● Directions:
Locate the word "tilt" in the data below, then copy every line that holds it.

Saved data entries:
== Segment start ==
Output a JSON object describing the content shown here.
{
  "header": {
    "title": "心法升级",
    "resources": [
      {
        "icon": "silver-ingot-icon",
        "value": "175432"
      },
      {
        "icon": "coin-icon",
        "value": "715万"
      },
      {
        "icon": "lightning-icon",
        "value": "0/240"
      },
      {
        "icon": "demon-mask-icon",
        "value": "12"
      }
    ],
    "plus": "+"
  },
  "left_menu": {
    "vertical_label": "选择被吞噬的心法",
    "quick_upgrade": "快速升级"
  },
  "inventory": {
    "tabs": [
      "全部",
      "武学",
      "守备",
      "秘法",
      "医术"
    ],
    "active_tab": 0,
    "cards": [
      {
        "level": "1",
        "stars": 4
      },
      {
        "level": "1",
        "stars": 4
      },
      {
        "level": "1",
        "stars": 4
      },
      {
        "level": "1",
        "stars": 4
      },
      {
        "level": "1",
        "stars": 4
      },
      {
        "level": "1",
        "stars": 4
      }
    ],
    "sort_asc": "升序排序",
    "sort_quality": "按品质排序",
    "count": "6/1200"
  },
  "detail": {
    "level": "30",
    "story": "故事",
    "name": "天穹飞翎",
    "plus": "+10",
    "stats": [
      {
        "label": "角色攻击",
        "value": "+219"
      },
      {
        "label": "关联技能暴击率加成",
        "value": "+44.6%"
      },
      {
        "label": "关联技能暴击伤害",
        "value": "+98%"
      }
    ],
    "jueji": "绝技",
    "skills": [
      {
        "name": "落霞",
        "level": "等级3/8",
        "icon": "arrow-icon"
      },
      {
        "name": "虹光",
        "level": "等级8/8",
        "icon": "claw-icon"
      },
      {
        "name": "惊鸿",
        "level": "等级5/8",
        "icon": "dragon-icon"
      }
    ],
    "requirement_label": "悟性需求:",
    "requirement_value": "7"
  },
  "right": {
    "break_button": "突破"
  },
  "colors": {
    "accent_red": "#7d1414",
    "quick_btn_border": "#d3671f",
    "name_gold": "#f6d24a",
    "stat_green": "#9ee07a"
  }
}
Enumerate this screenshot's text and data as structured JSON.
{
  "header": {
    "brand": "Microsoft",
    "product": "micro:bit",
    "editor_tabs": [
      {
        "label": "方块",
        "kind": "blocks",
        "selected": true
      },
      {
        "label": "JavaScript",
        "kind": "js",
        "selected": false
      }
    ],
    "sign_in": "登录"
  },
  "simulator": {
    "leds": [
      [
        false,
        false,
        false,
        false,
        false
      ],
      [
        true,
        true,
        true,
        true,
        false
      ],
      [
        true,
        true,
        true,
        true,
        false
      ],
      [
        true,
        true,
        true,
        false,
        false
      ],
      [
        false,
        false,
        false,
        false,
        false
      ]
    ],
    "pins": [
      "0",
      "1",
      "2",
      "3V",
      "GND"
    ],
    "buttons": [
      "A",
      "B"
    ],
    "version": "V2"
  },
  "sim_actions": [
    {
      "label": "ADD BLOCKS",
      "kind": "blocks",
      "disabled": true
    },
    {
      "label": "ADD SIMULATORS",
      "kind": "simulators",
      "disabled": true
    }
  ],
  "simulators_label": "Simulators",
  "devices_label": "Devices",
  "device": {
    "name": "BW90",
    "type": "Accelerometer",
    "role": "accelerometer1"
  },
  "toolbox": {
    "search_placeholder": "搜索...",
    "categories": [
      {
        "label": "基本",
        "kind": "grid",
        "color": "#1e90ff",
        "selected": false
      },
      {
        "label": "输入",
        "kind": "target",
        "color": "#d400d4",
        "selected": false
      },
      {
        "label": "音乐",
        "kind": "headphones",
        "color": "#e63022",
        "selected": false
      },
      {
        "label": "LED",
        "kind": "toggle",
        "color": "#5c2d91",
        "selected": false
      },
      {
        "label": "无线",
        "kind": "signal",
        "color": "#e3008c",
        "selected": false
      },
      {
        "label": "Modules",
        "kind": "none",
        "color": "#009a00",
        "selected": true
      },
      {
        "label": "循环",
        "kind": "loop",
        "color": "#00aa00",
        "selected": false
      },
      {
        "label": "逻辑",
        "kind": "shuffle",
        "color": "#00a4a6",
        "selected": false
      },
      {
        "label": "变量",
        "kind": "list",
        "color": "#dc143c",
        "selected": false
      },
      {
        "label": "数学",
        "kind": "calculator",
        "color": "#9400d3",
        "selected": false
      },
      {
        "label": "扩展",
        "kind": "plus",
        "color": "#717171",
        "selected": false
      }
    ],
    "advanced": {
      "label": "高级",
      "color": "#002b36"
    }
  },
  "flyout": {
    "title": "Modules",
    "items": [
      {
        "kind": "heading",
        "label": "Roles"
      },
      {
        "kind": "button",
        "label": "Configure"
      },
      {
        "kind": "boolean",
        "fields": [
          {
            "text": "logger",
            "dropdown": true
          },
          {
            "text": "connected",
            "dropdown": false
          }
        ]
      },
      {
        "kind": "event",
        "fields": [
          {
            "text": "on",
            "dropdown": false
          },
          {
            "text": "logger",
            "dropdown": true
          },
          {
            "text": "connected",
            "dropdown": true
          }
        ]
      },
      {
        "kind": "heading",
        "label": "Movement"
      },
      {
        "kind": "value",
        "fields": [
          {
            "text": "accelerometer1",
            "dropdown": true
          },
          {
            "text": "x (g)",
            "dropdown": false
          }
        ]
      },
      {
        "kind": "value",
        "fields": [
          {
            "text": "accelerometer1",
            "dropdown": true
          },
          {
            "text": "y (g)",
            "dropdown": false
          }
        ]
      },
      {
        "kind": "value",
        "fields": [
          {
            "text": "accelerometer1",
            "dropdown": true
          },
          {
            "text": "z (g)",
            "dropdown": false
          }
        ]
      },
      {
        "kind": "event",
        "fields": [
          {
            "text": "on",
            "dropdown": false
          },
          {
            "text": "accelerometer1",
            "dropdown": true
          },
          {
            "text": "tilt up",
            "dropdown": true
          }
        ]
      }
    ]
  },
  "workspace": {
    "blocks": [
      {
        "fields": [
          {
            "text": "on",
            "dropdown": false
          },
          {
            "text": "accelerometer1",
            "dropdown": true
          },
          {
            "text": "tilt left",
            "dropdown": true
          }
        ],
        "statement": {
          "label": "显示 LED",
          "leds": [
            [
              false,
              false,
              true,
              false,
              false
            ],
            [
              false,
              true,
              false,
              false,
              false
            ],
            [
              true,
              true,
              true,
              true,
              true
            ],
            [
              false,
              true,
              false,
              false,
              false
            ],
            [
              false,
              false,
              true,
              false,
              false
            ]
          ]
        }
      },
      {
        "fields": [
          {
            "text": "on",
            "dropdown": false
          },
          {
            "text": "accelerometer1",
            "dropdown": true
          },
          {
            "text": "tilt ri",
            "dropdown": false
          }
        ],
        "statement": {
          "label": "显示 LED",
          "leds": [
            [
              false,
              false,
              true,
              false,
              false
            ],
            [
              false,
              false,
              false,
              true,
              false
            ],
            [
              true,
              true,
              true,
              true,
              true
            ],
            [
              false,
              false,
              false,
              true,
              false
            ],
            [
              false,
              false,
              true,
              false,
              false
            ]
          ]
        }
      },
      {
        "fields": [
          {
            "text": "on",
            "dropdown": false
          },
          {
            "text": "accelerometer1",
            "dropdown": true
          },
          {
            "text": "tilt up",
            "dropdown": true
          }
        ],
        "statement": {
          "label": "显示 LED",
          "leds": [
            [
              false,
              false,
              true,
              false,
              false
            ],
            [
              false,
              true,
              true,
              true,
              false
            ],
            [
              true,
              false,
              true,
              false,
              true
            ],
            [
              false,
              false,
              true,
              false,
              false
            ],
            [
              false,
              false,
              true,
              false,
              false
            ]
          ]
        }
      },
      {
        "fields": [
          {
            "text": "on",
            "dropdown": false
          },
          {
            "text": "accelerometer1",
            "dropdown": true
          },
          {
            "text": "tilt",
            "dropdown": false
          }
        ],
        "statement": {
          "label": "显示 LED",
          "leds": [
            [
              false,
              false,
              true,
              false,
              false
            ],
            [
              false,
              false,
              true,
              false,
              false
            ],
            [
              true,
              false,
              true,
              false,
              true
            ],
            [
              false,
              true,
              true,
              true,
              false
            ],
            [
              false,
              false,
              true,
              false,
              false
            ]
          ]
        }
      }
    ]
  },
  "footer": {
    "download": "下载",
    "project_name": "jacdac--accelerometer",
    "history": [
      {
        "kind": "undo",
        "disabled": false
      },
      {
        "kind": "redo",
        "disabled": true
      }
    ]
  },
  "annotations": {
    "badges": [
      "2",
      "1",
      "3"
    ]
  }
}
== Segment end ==
● Solution to this exercise:
            "text": "tilt up",
            "text": "tilt left",
            "text": "tilt ri",
            "text": "tilt up",
            "text": "tilt",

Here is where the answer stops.